Ac Conductivity

For the frequency and temperature dependent dielectric constants (e) and ac conductivity [(o-ac(w))] measurements, the two polished faces of each of the samples (thickness 0.25-0.30 mm) were gold plated by sputtering and then annealed at about 150 °C for half an hour before conductivity measurement. This was done for better electrical contact with the sample surface. Conductivity measurements were made in the ohmic region as determined from the study of current-voltage (I-V) method.

It is well known that the frequency dependent ac conductivity data of amorphous or powdered semiconductors follow the relation [13, 14]

where A is a constant weakly dependent on temperature and s is the frequency exponent, generally less than unity. The ac conductivity was calculated from the total conductivity o~t(w) measured at frequency w and at a fixed temperature. Both dc conductivity (ffdc) and total conductivity, o~t(w), are measured independently and then ac conductivity [o"ac(w)] is estimated from the relation [13-14]

In the glassy FGNC system, the ac and dc conductivities arise due to completely different processes [81]. In other words, ac conductivity represents the dc conductivity in the limit [81] w ^ 0. Analyses of the ac conductivity [o"ac(w) = o-t(w) — o"dc] data of the semiconducting TMO glasses are generally made in the framework of quantum mechanical tunneling (QMT) [82], correlated barrier hopping (CBH) [12], and overlapping large polaron tunneling (OLPT) [83] models. In the following section, the temperature dependent ac conductivity data and the frequency exponent (s) of the nanoparticle dispersed glasses have been analyzed in terms of the OLPT model which is found to be the most appropriate for these nanocrystal-glass composite systems. Long [82] proposed the polaron tunneling model where the potential wells of two sites overlap thereby reducing the value of polaron hopping energy [84, 85] due to the long-range nature of the dominant Coulomb interaction.
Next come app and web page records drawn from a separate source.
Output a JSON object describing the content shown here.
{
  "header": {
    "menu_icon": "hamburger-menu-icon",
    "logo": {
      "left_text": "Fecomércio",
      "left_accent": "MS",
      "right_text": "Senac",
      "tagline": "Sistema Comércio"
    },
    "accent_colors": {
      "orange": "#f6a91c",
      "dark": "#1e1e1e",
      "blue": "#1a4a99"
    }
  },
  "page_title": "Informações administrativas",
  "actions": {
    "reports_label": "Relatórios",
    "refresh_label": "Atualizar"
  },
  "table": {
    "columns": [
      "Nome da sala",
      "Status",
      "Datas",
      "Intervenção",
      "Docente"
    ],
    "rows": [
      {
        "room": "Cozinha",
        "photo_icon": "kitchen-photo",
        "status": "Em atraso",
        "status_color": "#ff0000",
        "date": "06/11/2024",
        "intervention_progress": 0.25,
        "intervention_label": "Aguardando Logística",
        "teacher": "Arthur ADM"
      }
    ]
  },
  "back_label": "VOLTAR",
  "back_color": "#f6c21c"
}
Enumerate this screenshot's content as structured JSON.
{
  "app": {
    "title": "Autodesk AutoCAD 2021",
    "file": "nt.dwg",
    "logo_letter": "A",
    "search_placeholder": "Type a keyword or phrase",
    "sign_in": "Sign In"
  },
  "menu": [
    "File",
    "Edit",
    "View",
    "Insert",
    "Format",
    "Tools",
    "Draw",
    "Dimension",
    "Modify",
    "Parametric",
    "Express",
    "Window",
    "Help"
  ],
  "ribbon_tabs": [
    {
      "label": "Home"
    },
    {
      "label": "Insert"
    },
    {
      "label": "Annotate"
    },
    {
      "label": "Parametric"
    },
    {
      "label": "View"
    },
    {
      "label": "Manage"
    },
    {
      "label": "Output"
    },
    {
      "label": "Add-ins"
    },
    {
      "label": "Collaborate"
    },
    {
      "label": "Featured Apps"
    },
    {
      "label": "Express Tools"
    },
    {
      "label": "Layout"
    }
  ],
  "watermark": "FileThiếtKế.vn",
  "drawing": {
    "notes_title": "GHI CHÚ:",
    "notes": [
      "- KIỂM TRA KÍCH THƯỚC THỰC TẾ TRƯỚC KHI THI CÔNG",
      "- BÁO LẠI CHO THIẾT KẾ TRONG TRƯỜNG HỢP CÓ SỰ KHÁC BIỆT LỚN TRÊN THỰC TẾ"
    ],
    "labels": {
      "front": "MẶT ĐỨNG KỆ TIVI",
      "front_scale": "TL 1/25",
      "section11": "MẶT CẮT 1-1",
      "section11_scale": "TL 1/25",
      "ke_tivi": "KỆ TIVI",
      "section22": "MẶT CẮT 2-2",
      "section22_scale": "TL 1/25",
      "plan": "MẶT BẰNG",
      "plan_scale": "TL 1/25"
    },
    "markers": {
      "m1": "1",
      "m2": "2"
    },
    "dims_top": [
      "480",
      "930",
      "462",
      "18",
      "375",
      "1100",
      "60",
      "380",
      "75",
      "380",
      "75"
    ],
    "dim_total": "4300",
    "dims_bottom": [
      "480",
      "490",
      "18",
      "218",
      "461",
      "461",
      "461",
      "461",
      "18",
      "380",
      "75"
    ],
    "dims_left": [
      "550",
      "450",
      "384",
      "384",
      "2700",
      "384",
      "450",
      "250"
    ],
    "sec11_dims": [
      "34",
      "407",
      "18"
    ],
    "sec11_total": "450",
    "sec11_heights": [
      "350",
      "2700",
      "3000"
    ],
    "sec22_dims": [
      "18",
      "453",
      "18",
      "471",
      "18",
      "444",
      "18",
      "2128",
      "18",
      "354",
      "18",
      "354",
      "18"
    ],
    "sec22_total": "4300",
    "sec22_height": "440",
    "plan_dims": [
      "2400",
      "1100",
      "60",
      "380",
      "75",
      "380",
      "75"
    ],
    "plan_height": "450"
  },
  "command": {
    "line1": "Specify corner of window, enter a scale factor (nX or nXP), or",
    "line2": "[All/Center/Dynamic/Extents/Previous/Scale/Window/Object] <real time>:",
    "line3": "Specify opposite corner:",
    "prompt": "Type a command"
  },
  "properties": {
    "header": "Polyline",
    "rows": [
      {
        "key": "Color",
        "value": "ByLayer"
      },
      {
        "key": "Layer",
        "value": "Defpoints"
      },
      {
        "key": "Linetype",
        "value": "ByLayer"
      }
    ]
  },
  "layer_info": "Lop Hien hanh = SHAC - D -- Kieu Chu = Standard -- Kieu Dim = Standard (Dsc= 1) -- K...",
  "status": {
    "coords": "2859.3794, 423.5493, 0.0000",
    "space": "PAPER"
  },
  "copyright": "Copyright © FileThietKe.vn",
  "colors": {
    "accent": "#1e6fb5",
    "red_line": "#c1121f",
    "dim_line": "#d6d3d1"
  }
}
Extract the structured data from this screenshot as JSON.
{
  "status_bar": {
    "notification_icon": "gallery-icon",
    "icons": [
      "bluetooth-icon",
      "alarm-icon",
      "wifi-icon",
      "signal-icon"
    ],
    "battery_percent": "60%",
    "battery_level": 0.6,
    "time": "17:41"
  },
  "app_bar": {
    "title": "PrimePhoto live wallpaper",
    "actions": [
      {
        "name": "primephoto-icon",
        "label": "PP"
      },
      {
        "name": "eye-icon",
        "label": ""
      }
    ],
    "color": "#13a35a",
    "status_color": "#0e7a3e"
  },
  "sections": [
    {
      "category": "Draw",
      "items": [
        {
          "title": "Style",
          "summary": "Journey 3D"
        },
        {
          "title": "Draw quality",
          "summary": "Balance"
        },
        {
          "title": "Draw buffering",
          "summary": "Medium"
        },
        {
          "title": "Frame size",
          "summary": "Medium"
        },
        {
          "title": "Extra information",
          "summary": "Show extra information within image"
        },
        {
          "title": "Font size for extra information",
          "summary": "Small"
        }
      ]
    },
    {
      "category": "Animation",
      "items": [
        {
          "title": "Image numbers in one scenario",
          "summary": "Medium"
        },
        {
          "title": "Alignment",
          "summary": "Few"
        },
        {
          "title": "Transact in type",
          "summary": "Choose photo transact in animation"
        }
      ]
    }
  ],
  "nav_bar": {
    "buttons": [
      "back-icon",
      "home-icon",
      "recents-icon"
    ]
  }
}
The polaron hopping energy has the form [81] WH = WHO(1 — rp/R) where WHO is the polaron hopping between two sites at infinite distance. The ac conductivity for the OLPT model [83] is given by o-ac (c) = (K4/12)e2 (kBT)2

where Rc = (1/2a)[ln(1/ln(cT))] is the optimum hopping length at a frequency c calculated by the quadratic equation + [fiWHc + lnCo)]RC - pWHcr'p = 0 (where RM = 2aRM, r'p = 2arp, and ft = 1/hBT). The frequency exponent (s) of oac(c) in this model is calculated from the relation s = 1 - (4 + 6ftWHorp/R'c)/(1 + ftWHorp/K)2/K (11)

Thus, the OLPT model [Eq. (11)] predicts that the exponent^) [in Eq. (9a)] should be both temperature and frequency dependent.

At high temperatures (above 0D/2), the temperature dependence of both odc and ot(c) were strong and consequently the measured oac (c), at all frequencies, coincided with odc in the high temperature region. Figure 11 represents the plots of log oac of a typical glass nano-composite [50] as a function of inverse temperature and frequency, viz. log c. The solid lines are obtained by a least-square fitting procedure. It is evident that oac (c) obeys the universal relation oac(c) = AcS, suggesting that the loss mechanism should have a distribution of relaxation times. The plots of exponents s (calculated from the slopes of the curves) as a function of temperature are shown in Figure 12 (for two typical FGNC samples with x = 10 and 20 wt%) which indicated that the exponent (s) decreased with increasing temperature and then exhibited a minimum at a temperature around 300 K and subsequently increased. This typical behavior of s suggested that the OLPT model [Eq. (11)] was appropriate for these FGNC systems. In the intermediate temperature range (i.e., below 300 K), the values of s resided around the theoretical curves (solid lines in Fig. 12) for various values of the normalized polaron radius r'p (shown in Table 4). In the high-temperature regime (above 300 K), an increase in s with increasing temperature was observed which was consistent with the behavior of the OLPT model. The best fit to the experimental points has been observed for the values of WHO and r'p as shown in Table 4. Both WHO and s decrease with increasing TiO2 content in the VPTI type FGNCs (i.e., with increase of nano-crystal size and concentration).

Ac conductivity of the FGNC system increased linearly with increasing temperature [i.e., oac(c)aTn with n = 1] over a limited range of temperature below 175 K as predicted by the QMT model [82]. Hence the experimental values of oac could also be fitted with the QMT model that predicted a linear temperature dependence of oac (c) due to weak ac conductivity and the corresponding expression for the oac (c) can be written as

where k is a constant factor and varies slightly between different treatments, and Rc [=(1/2a)ln(1/cTo)] is the characteristic tunneling distance and the corresponding frequency exponent has the form s = 1 + 4/ln(cTo). Therefore, according to the QMT model, the exponent s was

+1 0

Post a comment